Miss Martin said we were going to do spelling next, which pleased me – I liked spelling. But when she started writing words on the blackboard, my heart sank. Why was she writing so fast? And what were those hieroglyphics?
It was the first day of second grade at Fifth Avenue School in Narragansett. I didn’t like that I was the new kid in class. I didn’t like taking a bus to school. And now, sitting in a roomful of strangers, I didn’t like that Miss Martin was putting words on the board in cursive writing.
I didn’t know how to write in cursive. At Nelson Street School in Providence, where I had attended first grade, we only used block letters.
I said nothing as heads lowered around me and everyone got to work. Eyeing the first word’s slanted lettering on the blackboard, I mirrored it on my paper as best I could. Hmm… Not bad. On to the next word… And the next… And when I got to the last one, I felt pretty good – a near perfect match from the board. Then Miss Martin reminded us to put our name at the top of our paper. Gulp.
I could hear the comments at lunchtime already: “Hey, there’s that new kid – you know, the one who can’t write his name.” Cue the laugh track from the Charlie Brown specials: “HA-HA-HA-HA-HA!”
I squirmed in my seat, moved my number-two pencil to the top line, and scratched out J-O-H-N in stop-and-go block letters. When the papers were passed forward, I quickly slid mine to the bottom of the pile and handed it to the girl in front of me. That night in bed, I worried about what Miss Martin would think.
The bus ride to school was better the second day. A kid named Jeff said hi to me, all freckles and crooked teeth. School was better, too. The art teacher was fun, and we went outside for recess.
And then we got our spelling papers back. Mine was branded “Good!” and sported a silver star. Below my blocky J-O-H-N, Miss Martin had written my name in beautiful, flowing cursive. That was the extent of her instruction – no summons to her desk, no classroom call-out. I appreciated her discretion. I sensed it was filled with understanding. At home, I traced Miss Martin’s example over and over again. By bedtime, I had mastered my cursive “John”.
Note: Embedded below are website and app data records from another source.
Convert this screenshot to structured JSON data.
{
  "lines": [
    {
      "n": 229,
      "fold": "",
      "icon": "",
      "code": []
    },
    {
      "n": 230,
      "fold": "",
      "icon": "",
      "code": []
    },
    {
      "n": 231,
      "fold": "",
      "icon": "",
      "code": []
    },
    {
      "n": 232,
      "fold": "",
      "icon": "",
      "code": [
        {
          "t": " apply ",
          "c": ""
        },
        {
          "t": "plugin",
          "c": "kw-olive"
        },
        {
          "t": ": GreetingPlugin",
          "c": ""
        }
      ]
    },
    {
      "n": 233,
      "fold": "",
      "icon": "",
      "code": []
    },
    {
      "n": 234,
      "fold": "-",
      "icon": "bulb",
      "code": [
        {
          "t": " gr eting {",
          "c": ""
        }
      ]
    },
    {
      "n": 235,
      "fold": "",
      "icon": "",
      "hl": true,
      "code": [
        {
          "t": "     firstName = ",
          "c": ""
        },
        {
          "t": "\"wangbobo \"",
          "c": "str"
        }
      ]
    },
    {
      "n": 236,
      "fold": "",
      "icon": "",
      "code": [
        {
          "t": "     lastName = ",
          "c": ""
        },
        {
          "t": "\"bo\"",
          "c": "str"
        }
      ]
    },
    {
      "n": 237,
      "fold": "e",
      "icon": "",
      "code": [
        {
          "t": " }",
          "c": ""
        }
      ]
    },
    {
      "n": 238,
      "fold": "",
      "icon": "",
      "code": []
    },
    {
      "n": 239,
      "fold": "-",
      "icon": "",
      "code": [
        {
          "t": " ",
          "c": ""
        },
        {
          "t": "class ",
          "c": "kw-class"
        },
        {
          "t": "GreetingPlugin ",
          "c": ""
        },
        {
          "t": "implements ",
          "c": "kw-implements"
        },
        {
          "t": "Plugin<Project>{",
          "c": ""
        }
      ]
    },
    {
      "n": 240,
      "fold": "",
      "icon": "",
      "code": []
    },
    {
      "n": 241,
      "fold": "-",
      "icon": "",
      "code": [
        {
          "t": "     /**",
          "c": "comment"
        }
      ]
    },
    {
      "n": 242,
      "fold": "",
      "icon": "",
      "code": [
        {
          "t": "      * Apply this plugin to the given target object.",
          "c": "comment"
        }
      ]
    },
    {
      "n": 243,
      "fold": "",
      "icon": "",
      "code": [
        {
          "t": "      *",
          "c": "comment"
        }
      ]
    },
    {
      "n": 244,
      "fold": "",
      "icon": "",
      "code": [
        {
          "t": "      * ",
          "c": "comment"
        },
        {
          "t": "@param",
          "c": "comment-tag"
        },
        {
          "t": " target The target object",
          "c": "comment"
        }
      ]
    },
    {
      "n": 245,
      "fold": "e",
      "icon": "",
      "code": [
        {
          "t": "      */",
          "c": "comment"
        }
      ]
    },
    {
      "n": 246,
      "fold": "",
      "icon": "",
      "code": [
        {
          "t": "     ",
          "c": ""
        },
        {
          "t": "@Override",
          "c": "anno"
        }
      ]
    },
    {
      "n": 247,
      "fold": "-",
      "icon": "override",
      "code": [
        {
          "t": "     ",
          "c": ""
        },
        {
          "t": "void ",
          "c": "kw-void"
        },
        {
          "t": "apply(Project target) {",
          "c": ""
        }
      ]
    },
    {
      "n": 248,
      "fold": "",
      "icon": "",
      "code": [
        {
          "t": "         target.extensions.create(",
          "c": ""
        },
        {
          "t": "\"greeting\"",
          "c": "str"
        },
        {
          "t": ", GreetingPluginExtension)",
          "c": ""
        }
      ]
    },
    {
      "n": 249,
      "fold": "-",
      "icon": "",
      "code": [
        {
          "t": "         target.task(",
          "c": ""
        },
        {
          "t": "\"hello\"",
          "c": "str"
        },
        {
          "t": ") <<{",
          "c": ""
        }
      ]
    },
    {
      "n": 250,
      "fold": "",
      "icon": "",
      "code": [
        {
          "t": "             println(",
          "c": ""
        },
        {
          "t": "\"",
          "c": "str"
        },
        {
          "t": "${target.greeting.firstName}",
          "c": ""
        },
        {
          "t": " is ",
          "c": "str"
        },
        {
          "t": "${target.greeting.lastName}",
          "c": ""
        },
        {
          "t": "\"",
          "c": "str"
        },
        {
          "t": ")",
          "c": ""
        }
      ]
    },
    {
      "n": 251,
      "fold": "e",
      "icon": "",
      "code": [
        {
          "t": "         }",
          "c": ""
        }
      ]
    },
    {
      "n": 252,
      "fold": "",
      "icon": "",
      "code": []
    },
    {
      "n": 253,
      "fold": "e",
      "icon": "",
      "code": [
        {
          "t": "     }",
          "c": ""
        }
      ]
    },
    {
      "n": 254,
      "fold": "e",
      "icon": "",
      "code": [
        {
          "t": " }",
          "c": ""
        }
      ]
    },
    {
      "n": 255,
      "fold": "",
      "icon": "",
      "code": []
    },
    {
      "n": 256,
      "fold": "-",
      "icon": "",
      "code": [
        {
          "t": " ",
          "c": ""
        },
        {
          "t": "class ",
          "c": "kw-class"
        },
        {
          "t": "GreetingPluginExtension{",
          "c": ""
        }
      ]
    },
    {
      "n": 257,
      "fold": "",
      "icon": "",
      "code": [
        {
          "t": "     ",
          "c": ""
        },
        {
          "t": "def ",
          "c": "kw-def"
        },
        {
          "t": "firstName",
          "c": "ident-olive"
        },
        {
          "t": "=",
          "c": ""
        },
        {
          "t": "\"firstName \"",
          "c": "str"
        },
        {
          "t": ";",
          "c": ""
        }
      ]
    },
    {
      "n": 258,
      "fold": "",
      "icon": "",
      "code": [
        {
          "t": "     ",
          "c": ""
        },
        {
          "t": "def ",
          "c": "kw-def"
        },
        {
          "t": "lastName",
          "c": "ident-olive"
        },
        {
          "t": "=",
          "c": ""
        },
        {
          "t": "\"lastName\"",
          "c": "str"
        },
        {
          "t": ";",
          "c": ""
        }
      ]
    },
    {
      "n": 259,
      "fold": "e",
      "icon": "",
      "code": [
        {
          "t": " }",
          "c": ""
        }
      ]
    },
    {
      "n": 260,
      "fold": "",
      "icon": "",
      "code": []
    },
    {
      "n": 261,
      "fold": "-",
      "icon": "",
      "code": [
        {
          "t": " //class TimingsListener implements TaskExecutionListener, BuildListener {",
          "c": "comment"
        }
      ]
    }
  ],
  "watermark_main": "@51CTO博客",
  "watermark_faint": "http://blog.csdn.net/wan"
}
Through my years in school, I encountered teachers who were brilliant, inspiring, lazy, crazy, strict, boring, funny, and more. When people ask who my favorites were, I always include Miss Martin. Because looking back on that second day of second grade, I realize she taught me something much bigger than how to write my name. Miss Martin showed me that how you teach is often as important as what you teach.
Thank you, Phyllis Martin, wherever you are.